All agreed that the Germans were the key nation, if economic sanctions are to hold and be made effective. It was agreed that several key projects with the Soviets would be identified which the President could raise with Schmidt. We could also continue to press the Europeans to change the date of maturity of credits, which would cost the Soviets something by raising the price. Commerce and Treasury pointed out, however, that even the denial of all official export credits to the USSR would not prevent them from getting the development projects they want. They did not feel that this was an area which was promising if [Page 761] our intent was really to punish the Soviets. In their view, it was worth no more in practical terms than a ringing denunciation. (C)

Mr. Aaron said that it would have the value of the allies taking some concrete action painful to themselves and then make clear that all the allies were making some sacrifice. He would report these views to the President, but all of the agencies should be aware that the President’s position to this point had been to do what was right and to continue pushing, even if the prospects of allied cooperation were not good. (C)

  1. Source: Carter Library, Brzezinski Donated Material, Subject File, Box 32, Meetings—SCC 282: 2/82/80. Confidential. The meeting took place in the White House Situation Room. Carter wrote, “Zbig. J.” in the upper right-hand corner of the summary.
  2. For the summary of conclusions of the February 26 SCC meeting, see Docu-ment 262.
  3. Carter wrote in the left margin adjacent to this paragraph, “a) We will have alternative games even if zero, fifty or 100 other nations participate. b) It’s to our advantage to get maximum participation. c)—a) prevails.

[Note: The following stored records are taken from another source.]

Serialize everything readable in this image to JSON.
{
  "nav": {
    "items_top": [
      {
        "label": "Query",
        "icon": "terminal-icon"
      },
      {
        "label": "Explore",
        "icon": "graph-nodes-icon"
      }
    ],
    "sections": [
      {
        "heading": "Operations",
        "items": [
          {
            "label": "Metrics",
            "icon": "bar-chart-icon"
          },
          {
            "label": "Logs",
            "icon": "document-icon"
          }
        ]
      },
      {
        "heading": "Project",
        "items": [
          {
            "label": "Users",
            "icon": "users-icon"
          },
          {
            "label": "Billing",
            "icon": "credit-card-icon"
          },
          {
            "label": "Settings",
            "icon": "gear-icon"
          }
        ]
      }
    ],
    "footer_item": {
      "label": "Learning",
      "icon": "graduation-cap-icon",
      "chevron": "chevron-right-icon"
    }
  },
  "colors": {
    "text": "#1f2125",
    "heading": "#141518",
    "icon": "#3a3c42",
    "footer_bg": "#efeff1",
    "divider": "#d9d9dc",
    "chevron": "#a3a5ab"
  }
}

  4. Kingman Brewster, U.S. Ambassador to the United Kingdom.
  5. Philip Klutznick, Secretary of Commerce; Henry Owen, Ambassador at Large and Coordinator for Economic Summit Affairs.
  6. February 25.
  7. Carter checked the “Approve” option.
  8. Carter wrote in the left margin, “I’m not particularly concerned about NBC.”
  9. Carter underlined “a report to the President” and wrote “OK” adjacent in the left margin.
  10. Carter deleted “also” in the original and replaced it with “after approval, then.”
  11. Carter checked the Approve option.
  12. Under Secretary for Economic Affairs.
  13. Carter wrote in the left margin, “Correct.”